* _Exercise brief_
Only an exact, line-for-line copy of the data will serve as the answer.

Data records for software interfaces:
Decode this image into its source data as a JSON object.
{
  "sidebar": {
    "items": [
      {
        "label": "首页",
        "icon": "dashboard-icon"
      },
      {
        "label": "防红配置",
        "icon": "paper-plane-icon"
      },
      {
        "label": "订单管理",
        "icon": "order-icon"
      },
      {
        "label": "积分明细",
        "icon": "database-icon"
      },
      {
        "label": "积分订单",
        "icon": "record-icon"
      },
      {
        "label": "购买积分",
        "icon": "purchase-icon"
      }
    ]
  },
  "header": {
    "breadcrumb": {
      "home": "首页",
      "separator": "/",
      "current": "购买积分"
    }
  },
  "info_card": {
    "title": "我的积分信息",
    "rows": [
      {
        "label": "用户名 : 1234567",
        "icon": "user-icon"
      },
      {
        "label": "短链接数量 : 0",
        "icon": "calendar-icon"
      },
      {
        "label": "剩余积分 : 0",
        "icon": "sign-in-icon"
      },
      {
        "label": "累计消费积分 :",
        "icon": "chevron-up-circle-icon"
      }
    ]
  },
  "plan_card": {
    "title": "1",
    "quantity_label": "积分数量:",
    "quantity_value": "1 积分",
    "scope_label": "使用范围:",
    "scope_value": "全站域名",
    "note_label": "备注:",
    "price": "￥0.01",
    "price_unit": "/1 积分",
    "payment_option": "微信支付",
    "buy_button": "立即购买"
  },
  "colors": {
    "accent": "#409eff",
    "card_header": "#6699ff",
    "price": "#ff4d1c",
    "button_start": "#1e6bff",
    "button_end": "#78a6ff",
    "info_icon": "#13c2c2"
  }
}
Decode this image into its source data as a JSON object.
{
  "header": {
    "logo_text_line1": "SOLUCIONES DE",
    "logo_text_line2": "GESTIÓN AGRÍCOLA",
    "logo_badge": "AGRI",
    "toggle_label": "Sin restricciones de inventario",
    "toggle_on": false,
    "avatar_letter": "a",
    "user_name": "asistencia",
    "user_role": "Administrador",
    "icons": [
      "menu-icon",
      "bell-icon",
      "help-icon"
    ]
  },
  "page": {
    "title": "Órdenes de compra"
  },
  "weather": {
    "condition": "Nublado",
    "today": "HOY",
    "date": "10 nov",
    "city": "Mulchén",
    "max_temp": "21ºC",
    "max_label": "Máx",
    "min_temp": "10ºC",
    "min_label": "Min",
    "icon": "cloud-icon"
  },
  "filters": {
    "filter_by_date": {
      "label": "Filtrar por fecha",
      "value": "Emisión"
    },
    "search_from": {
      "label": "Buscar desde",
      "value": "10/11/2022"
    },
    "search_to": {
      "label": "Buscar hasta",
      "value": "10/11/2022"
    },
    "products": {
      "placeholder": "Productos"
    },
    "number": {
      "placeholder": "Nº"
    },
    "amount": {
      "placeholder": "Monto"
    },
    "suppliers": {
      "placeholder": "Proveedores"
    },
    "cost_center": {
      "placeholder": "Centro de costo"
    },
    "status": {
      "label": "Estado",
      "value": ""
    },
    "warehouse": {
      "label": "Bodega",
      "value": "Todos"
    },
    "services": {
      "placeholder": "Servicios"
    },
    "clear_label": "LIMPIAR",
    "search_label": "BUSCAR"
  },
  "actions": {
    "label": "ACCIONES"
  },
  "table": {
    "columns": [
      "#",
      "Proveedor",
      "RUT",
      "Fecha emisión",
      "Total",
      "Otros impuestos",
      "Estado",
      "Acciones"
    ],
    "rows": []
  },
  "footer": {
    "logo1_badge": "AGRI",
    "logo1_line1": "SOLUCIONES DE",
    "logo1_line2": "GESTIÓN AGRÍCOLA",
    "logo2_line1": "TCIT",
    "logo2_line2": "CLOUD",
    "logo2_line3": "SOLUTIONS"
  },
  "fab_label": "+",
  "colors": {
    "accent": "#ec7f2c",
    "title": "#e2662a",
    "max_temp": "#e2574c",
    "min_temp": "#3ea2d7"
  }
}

* _Answer to this problem_
Decode this image into its source data as a JSON object.
{
  "sidebar": {
    "items": [
      {
        "label": "首页",
        "icon": "dashboard-icon"
      },
      {
        "label": "防红配置",
        "icon": "paper-plane-icon"
      },
      {
        "label": "订单管理",
        "icon": "order-icon"
      },
      {
        "label": "积分明细",
        "icon": "database-icon"
      },
      {
        "label": "积分订单",
        "icon": "record-icon"
      },
      {
        "label": "购买积分",
        "icon": "purchase-icon"
      }
    ]
  },
  "header": {
    "breadcrumb": {
      "home": "首页",
      "separator": "/",
      "current": "购买积分"
    }
  },
  "info_card": {
    "title": "我的积分信息",
    "rows": [
      {
        "label": "用户名 : 1234567",
        "icon": "user-icon"
      },
      {
        "label": "短链接数量 : 0",
        "icon": "calendar-icon"
      },
      {
        "label": "剩余积分 : 0",
        "icon": "sign-in-icon"
      },
      {
        "label": "累计消费积分 :",
        "icon": "chevron-up-circle-icon"
      }
    ]
  },
  "plan_card": {
    "title": "1",
    "quantity_label": "积分数量:",
    "quantity_value": "1 积分",
    "scope_label": "使用范围:",
    "scope_value": "全站域名",
    "note_label": "备注:",
    "price": "￥0.01",
    "price_unit": "/1 积分",
    "payment_option": "微信支付",
    "buy_button": "立即购买"
  },
  "colors": {
    "accent": "#409eff",
    "card_header": "#6699ff",
    "price": "#ff4d1c",
    "button_start": "#1e6bff",
    "button_end": "#78a6ff",
    "info_icon": "#13c2c2"
  }
}
Decode this image into its source data as a JSON object.
{
  "header": {
    "logo_text_line1": "SOLUCIONES DE",
    "logo_text_line2": "GESTIÓN AGRÍCOLA",
    "logo_badge": "AGRI",
    "toggle_label": "Sin restricciones de inventario",
    "toggle_on": false,
    "avatar_letter": "a",
    "user_name": "asistencia",
    "user_role": "Administrador",
    "icons": [
      "menu-icon",
      "bell-icon",
      "help-icon"
    ]
  },
  "page": {
    "title": "Órdenes de compra"
  },
  "weather": {
    "condition": "Nublado",
    "today": "HOY",
    "date": "10 nov",
    "city": "Mulchén",
    "max_temp": "21ºC",
    "max_label": "Máx",
    "min_temp": "10ºC",
    "min_label": "Min",
    "icon": "cloud-icon"
  },
  "filters": {
    "filter_by_date": {
      "label": "Filtrar por fecha",
      "value": "Emisión"
    },
    "search_from": {
      "label": "Buscar desde",
      "value": "10/11/2022"
    },
    "search_to": {
      "label": "Buscar hasta",
      "value": "10/11/2022"
    },
    "products": {
      "placeholder": "Productos"
    },
    "number": {
      "placeholder": "Nº"
    },
    "amount": {
      "placeholder": "Monto"
    },
    "suppliers": {
      "placeholder": "Proveedores"
    },
    "cost_center": {
      "placeholder": "Centro de costo"
    },
    "status": {
      "label": "Estado",
      "value": ""
    },
    "warehouse": {
      "label": "Bodega",
      "value": "Todos"
    },
    "services": {
      "placeholder": "Servicios"
    },
    "clear_label": "LIMPIAR",
    "search_label": "BUSCAR"
  },
  "actions": {
    "label": "ACCIONES"
  },
  "table": {
    "columns": [
      "#",
      "Proveedor",
      "RUT",
      "Fecha emisión",
      "Total",
      "Otros impuestos",
      "Estado",
      "Acciones"
    ],
    "rows": []
  },
  "footer": {
    "logo1_badge": "AGRI",
    "logo1_line1": "SOLUCIONES DE",
    "logo1_line2": "GESTIÓN AGRÍCOLA",
    "logo2_line1": "TCIT",
    "logo2_line2": "CLOUD",
    "logo2_line3": "SOLUTIONS"
  },
  "fab_label": "+",
  "colors": {
    "accent": "#ec7f2c",
    "title": "#e2662a",
    "max_temp": "#e2574c",
    "min_temp": "#3ea2d7"
  }
}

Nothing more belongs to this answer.